Interactive Investor

These consumer-focused stocks dominate a bullish session

26th May 2022 15:20

Graeme Evans from interactive investor

Serious concerns about the cost-of-living crisis were soothed somewhat by the Chancellor's energy sector windfall tax. Our City expert explains what's going on in a busy day for stocks.

Rishi Sunak’s energy bill support for UK households was today met with relief in the retail sector as shares in the likes of Next (LSE:NXT), Marks & Spencer Group (LSE:MKS) and Dunelm Group (LSE:DNLM) rallied sharply.

The renewed hope for investors that the cost-of-living crisis won’t completely cut off discretionary spending followed the Chancellor’s promise of an energy bill discount of £400 this autumn, which is part of an overall package of help worth £15 billion.

Economists, however, warn that the measures won’t relieve all the pain and may mean the Bank of England has to go harder on raising interest rates in order to reduce inflation.

A 25% windfall tax on oil and gas firms' profits will also be needed to pay for the measures, although this had no noticeable impact on the share prices of BP (LSE:BP.) and Shell (LSE:SHEL) today.

Consumer-focused stocks instead dominated the FTSE 100 risers board, with Ocado Group (LSE:OCDO) delivering the biggest blue-chip gain only a day after it had downgraded full-year guidance for its Retail arm on signs that shoppers had cut back on basket sizes.

Other FTSE 100 risers included B&M European Value Retail SA (LSE:BME) and Primark owner Associated British Foods (LSE:ABF), while Persimmon (LSE:PSN) led the way among homebuilding stocks.

The UK-focused FTSE 250 outpaced the FTSE 100, with big risers including pubs chain Mitchells & Butlers (LSE:MAB) and rail ticketing firm Trainline (LSE:TRN). Marks & Spencer stood at 149p, representing a rise of more than 10% since yesterday morning’s annual results but still well below the 257p seen earlier this year.

The uncertain outlook had earlier caused analysts to rein in their expectations after Deutsche Bank cut its M&S price target to 165p from 185p and JPMorgan went from 203p to 180p.

Deutsche Bank analyst Adam Cochrane said his “hold” recommendation reflected consumer uncertainty and the downside risk for consensus 2023 forecasts.

However, he added: “M&S is a much better business than it was when Steve Rowe was appointed as CEO in 2016 with reduced discounting and less excess space in the clothing business, a Food business with a clearer price proposition, a more targeted International business and a revamped online offer.”

The biggest rise in the FTSE 250 index came from Serco Group (LSE:SRP) after the outsourcing group forecast revenues of up to £4.4 billion and underlying profit of £225 million, up from previous guidance of £195 million.

Revenues are expected to be flat this year, even though April saw the end of Serco’s UK Test & Trace contract.

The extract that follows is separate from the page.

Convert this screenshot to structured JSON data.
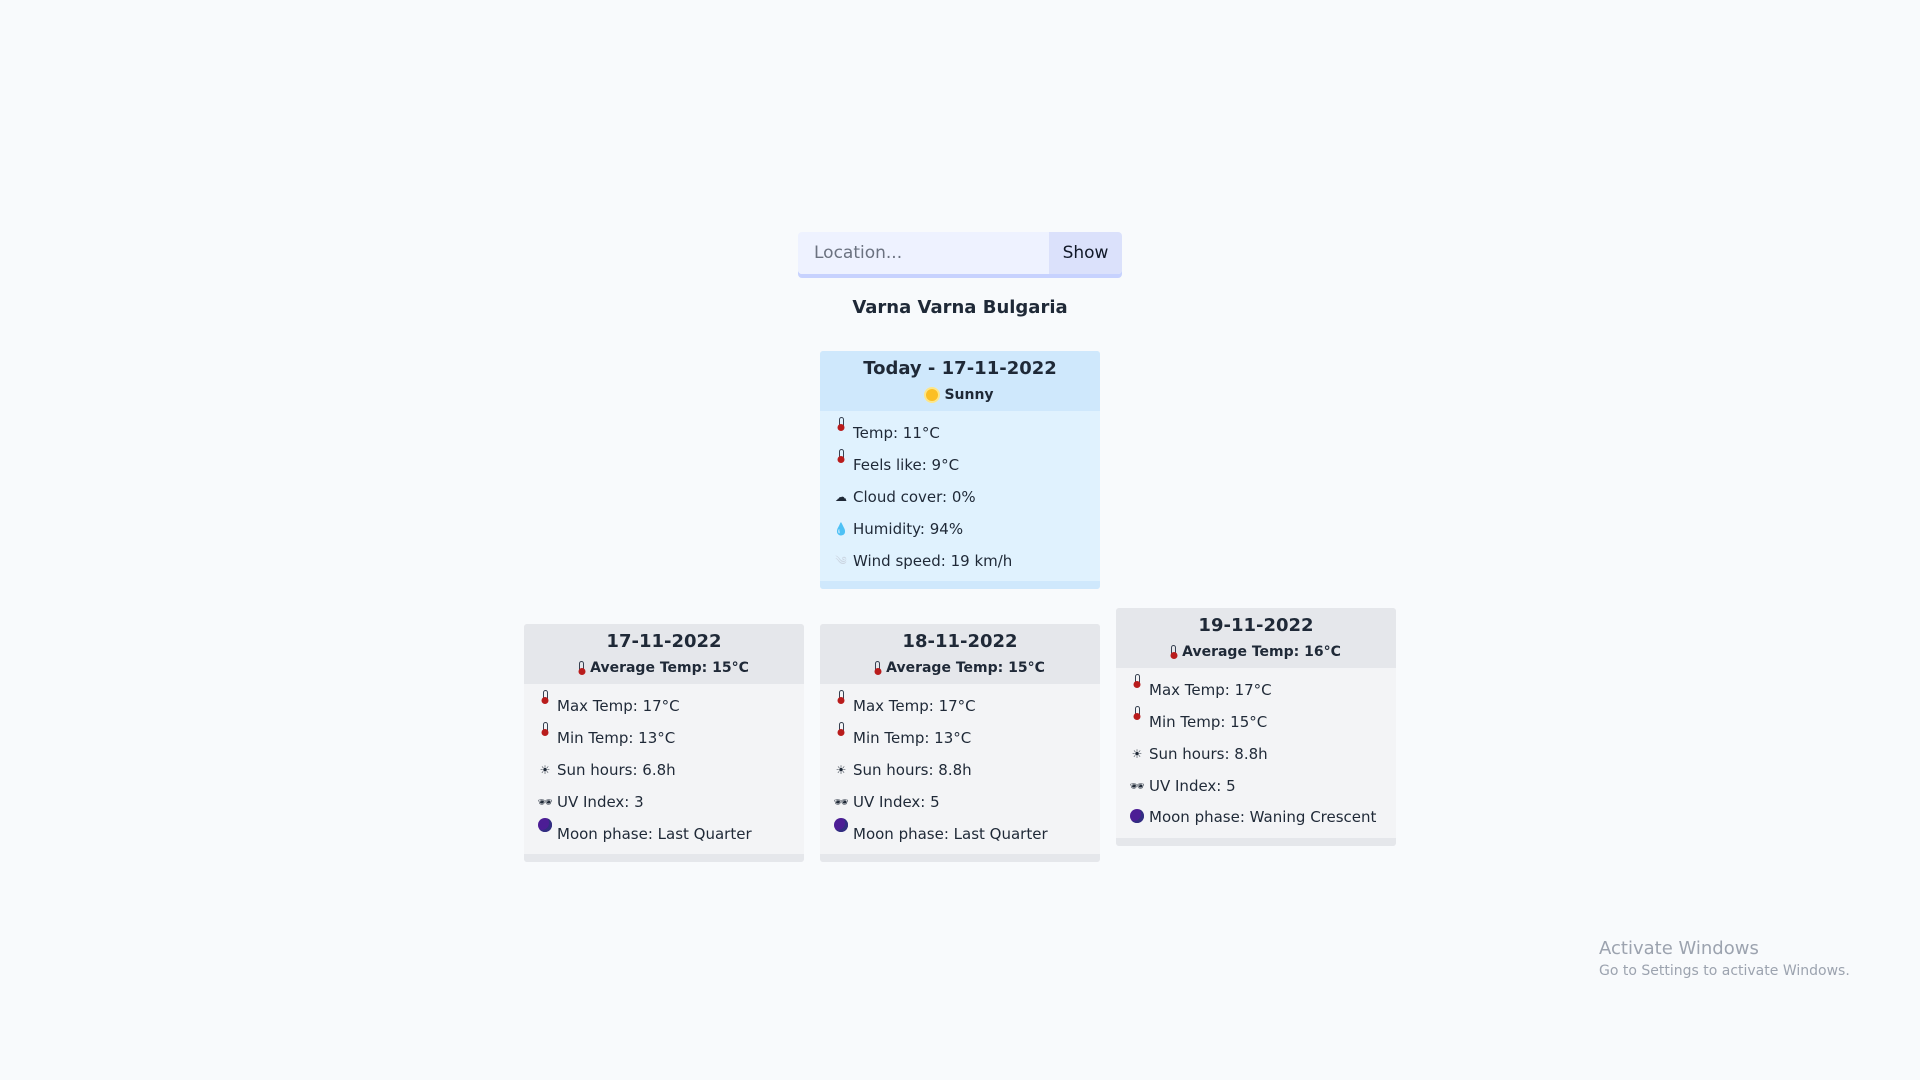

This generated about £700 million of business in 2021 but Serco has been able to make up the difference through strong trading in areas such as immigration, facilities management and defence.

Shares rose 14p to 166.8p, but Liberum analyst Joe Brent sees further to go after raising his price target by 20p to 200p today.

He pointed out: “Serco’s relationship with the government has strengthened during the Covid crisis.

“Its Capital Markets Day showed that there is a large pipeline of opportunities across the four divisions, and we expect Serco to win its fair share of contracts over the next year. Serco is demonstrating its resilience and should be capable of further growth and margin expansion.”

The next biggest rise in the FTSE 250 came from transport company FirstGroup (LSE:FGP), which jumped 8.6p to 128p after disclosing a series of takeover proposals from I Squared Capital Advisors.

The most recent was delivered last night and contained a cash amount  of 118p a share with a further 45.6p partly based on proceeds realised from Greyhound legacy assets and liabilities.

FirstGroup, which is the second largest regional bus operator in the UK and also runs four trains operating companies, said all previous approaches were unanimously rejected.

These articles are provided for information purposes only.  Occasionally, an opinion about whether to buy or sell a specific investment may be provided by third parties.  The content is not intended to be a personal recommendation to buy or sell any financial instrument or product, or to adopt any investment strategy as it is not provided based on an assessment of your investing knowledge and experience, your financial situation or your investment objectives. The value of your investments, and the income derived from them, may go down as well as up. You may not get back all the money that you invest. The investments referred to in this article may not be suitable for all investors, and if in doubt, an investor should seek advice from a qualified investment adviser.

Full performance can be found on the company or index summary page on the interactive investor website. Simply click on the company's or index name highlighted in the article.

Related Categories